For example, he said that minor details forming the basis of a lawsuit are often wage statements, or paychecks.
Post added that any discrepancy including an address mistake in the parent company's printed headquarters or any other typographical error can result in a PAGA lawsuit from a current or former employee.
- Assembly Bill 2461 would limit PAGA lawsuits to violations of meal, rest, rest recovery periods, overtime or overtime pay and meal breaks after five and 10 hours. These are violations that directly affect the employee's welfare and do not jeopardize the financial future of a small business or corporation all over small technicalities, many of which are printing errors.
"The idea is to limit scope to show harm," Grove said.
- Assembly Bill 2462 would allow the business owner or corporation the right to cure any violation of the labor code before the employee can bring a civil action. The time for adjustments can save businesses thousands and even millions of dollars over minor violations.
"This time period is definitely needed to adjust to a law that has really gotten out of control," Stone said. "We fully support this bill because it addresses a longtime problem that needs to be addressed."
- Assembly Bill 2463 would cap the penalty of a violation at $1,000 per violated employee. Currently, violations can have penalties of up to $100 and $200 per employee per pay period, which can multiply fast and cost employers six figures or even over a million dollars at a quick rate.
"Employees are not getting the money from these judgments the lawyers are the beneficiaries," Grove said. "Then you end up with scenarios like 1,000 employees splitting $250,000."

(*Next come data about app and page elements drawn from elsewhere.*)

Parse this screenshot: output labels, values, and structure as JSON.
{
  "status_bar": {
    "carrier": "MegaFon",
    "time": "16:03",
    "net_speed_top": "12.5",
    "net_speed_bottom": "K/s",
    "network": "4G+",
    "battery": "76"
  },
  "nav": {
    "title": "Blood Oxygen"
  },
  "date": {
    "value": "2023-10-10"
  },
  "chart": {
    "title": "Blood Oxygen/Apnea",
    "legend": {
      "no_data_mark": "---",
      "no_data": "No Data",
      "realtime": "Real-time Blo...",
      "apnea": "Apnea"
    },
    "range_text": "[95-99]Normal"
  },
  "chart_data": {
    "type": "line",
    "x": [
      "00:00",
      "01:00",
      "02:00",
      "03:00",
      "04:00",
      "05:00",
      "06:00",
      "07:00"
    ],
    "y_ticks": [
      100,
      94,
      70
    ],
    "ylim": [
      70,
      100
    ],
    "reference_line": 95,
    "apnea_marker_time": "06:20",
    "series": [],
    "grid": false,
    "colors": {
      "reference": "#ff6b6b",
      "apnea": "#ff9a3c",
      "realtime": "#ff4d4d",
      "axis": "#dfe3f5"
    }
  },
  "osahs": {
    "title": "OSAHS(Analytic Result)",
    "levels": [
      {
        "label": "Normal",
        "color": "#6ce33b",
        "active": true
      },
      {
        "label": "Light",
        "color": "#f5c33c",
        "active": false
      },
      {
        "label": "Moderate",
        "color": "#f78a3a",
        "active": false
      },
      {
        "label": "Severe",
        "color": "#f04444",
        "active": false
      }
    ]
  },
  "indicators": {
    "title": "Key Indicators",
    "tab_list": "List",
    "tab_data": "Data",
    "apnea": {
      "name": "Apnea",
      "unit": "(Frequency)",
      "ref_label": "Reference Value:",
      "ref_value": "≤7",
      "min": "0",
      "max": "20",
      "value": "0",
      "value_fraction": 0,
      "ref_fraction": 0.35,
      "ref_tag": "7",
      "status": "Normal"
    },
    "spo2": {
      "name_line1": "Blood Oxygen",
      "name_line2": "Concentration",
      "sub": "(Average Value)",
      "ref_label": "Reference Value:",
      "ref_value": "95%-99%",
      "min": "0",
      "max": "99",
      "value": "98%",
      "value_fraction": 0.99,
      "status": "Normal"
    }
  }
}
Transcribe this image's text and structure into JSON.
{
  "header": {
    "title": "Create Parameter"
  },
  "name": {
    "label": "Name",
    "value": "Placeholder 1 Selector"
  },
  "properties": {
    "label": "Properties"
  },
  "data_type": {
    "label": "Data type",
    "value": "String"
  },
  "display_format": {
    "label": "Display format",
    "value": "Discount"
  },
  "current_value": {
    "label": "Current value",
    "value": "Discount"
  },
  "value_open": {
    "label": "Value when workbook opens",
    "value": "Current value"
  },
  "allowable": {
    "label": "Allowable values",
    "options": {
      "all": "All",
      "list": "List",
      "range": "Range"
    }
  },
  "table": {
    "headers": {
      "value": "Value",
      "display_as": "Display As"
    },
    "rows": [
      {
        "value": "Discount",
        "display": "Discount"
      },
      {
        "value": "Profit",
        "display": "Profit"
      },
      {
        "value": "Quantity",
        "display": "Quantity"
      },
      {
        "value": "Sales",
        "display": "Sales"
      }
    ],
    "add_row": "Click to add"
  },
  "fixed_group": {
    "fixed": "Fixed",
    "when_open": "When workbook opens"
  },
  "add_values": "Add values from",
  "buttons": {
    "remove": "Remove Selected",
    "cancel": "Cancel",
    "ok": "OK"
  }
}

- The final assembly bill, may have the most reach and influence. Assembly Bill 2464 would authorize a court to dismiss an action if, after notice and hearing, the court finds that the aggrieved employee suffered no appreciable physical or economic harm.
This bill would address the constant problem of businesses being targeted by employees over misprints and typographical errors on their paychecks, paystubs or direct deposit forms, Grove said. Combined with Assembly Bill 2463, it would eliminate the practice of a misprint or typographical error being multiplied over hundreds or thousands of employees over multiple pay periods costing a business millions of dollars in litigation payment over no real reason.
"Nobody wants employees under abuse or employers to get away with things," Grove said. "I believe that everyone should work in good faith to eliminate these frivolous lawsuits."
Attorney Post agrees that PAGA as it is currently constructed does not exhibit the necessary efficiencies that it was intended to have when it was implemented as law.
"The penalty and cost of defending the lawsuit is catastrophic to many business owners," he said. "The unimportant parts of this law really need to be identified and changed."
Discussion of PAGA laws on Wednesday and identification of the issue by Gov. Jerry Brown gives Grove hope that the efficiencies could be cleaned up and implemented in the second half of 2016.
"This could drastically reduce someone getting fired and running to a lawyer for no reason," Stone added. "And that benefits all Californians."